Start with why, but don’t forget what

My long-time coach Anatoliy Bondarchuk was an open book. You could ask him about anything in training and he’d sit down with you for hours and explain the why and the how. He would explain his experiences with all types of training, good and bad. There was only one topic that was off limits: a sample program. Bondarchuk repeatedly refused to share sample programs.

When you requested a program from Bondarchuk he would ask “what is the program without the athlete?” In his system, no two programs are the same. Seeing a program means nothing without understanding the athlete it is created for. He doesn’t put a heavy hammer in a program because heavy hammers are the best. He might chose it because the athlete had shown they physically adapt well to it, it provided variation based on what that athlete had done before, and/or it would help address a technical point they were focused on. If he handed out sample programs athlete would simply try to copy and paste that without any success because they are applying it in a completely different context. So to avoid the whole issue he never shared programs.

Why before what

Back at GAIN 2017 Jimmy Radcliffe and Vern Gambetta presented a practical session on creating a workout plan. In it, they broke down the layers of planning:

Too often, especially in the internet age, we focus on the what. Bondarchuk was trying to turn the conversation back to the why. I often do that too, and have hesitated posting sample programs on HMMR Media for that exact reason. You need to start with why.

But the longer I coach I realize that answering all three elements together has the strongest learning impact. Knowing why is paramount, but in the end it means nothing without what and how. We can explain the benefits of Vern’s leg circuits, but that is useless unless coaches can see how they are put into a training program and progressed alongside other elements.

Adding context

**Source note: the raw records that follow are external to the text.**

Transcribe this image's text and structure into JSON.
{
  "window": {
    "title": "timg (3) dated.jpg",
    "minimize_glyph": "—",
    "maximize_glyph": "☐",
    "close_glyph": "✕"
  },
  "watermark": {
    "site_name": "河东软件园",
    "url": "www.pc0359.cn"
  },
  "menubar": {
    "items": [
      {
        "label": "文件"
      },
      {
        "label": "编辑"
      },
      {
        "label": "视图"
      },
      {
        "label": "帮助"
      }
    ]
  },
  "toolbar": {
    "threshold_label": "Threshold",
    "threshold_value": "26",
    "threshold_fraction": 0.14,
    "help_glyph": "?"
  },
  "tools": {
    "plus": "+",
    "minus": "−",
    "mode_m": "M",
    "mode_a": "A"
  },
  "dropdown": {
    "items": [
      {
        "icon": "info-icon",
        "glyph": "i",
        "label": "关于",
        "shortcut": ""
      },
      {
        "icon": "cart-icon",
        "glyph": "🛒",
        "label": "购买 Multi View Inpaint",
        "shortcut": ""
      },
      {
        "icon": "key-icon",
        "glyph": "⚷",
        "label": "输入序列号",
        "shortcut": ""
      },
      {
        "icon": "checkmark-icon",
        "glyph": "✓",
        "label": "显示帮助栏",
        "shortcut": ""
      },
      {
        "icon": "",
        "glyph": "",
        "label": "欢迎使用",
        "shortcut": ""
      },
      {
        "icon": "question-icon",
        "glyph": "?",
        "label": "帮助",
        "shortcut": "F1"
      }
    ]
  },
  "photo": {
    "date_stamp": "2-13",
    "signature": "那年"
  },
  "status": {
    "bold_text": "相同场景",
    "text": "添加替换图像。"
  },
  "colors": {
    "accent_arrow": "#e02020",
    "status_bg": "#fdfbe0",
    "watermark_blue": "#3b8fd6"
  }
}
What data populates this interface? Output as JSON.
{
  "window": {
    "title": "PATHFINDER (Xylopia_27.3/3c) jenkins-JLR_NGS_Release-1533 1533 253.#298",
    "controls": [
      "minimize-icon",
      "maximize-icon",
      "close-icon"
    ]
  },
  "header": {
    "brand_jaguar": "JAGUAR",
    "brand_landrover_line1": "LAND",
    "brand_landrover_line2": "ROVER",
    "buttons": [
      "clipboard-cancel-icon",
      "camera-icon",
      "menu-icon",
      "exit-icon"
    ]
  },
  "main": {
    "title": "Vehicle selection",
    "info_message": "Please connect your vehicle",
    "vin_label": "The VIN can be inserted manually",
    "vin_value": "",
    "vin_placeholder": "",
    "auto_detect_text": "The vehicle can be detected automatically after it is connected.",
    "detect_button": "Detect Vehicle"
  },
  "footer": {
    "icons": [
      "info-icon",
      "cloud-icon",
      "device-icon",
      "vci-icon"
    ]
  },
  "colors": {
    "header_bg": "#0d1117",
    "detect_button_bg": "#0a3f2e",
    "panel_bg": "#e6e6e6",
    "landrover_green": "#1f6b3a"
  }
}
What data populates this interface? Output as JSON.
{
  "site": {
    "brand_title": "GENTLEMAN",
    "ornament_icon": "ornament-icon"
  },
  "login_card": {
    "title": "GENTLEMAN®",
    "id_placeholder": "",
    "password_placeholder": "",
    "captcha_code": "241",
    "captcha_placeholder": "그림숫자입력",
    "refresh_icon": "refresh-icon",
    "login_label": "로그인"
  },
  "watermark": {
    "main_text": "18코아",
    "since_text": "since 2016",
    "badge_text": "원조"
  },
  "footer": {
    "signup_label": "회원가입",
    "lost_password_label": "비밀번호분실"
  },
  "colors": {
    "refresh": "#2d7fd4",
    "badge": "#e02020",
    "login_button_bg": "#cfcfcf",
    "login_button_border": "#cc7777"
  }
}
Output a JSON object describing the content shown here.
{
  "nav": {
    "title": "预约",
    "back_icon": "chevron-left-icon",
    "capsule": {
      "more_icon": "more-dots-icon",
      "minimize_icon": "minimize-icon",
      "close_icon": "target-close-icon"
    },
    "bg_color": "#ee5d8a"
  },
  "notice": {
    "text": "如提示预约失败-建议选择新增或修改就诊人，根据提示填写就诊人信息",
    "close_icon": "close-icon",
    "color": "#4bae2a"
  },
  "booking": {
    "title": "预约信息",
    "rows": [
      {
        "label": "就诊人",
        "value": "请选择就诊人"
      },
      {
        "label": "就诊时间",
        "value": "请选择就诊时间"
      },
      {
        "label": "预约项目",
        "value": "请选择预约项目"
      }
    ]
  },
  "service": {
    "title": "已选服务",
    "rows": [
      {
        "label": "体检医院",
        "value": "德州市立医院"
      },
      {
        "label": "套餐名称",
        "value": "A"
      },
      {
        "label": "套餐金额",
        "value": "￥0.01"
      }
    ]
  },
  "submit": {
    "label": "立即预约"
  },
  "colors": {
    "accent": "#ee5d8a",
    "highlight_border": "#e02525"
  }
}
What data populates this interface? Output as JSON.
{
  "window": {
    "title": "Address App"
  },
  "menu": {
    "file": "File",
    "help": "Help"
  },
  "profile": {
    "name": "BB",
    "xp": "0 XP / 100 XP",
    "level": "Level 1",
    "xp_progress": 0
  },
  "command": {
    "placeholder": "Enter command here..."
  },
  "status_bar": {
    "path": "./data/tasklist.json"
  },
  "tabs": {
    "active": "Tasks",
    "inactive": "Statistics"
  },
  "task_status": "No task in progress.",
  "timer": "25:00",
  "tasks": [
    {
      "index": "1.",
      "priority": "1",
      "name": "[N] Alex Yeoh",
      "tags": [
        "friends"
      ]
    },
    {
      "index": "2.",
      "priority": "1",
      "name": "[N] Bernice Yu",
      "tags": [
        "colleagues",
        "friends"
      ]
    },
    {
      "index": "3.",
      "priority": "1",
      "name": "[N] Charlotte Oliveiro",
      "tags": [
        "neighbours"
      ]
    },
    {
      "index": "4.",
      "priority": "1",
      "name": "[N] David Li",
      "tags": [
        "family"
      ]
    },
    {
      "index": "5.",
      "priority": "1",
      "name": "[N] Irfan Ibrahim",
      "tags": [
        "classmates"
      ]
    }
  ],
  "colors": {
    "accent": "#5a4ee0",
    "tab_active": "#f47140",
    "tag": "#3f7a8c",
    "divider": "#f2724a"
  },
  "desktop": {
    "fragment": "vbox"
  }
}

With this in mind, we’ve now launched a new corner of the site dedicated to training programs. Rather than just posting programs, we will post them with context in an attempt to present the why, how, and what together. Showing the program along with the background helps explain the thought process behind the program, and will allow coaches to learn how it can be adapted to their own situations.

To kick off the new section we’ve already uploaded 3 plans: an 8-week throwing program from Nick Garcia, a NFL combine prep microcycle and leg circuit training programs from Vern Gambetta. Throughout the month we’ll be adding more programs from various sports, additional articles, and some podcasts as well. So stay tuned.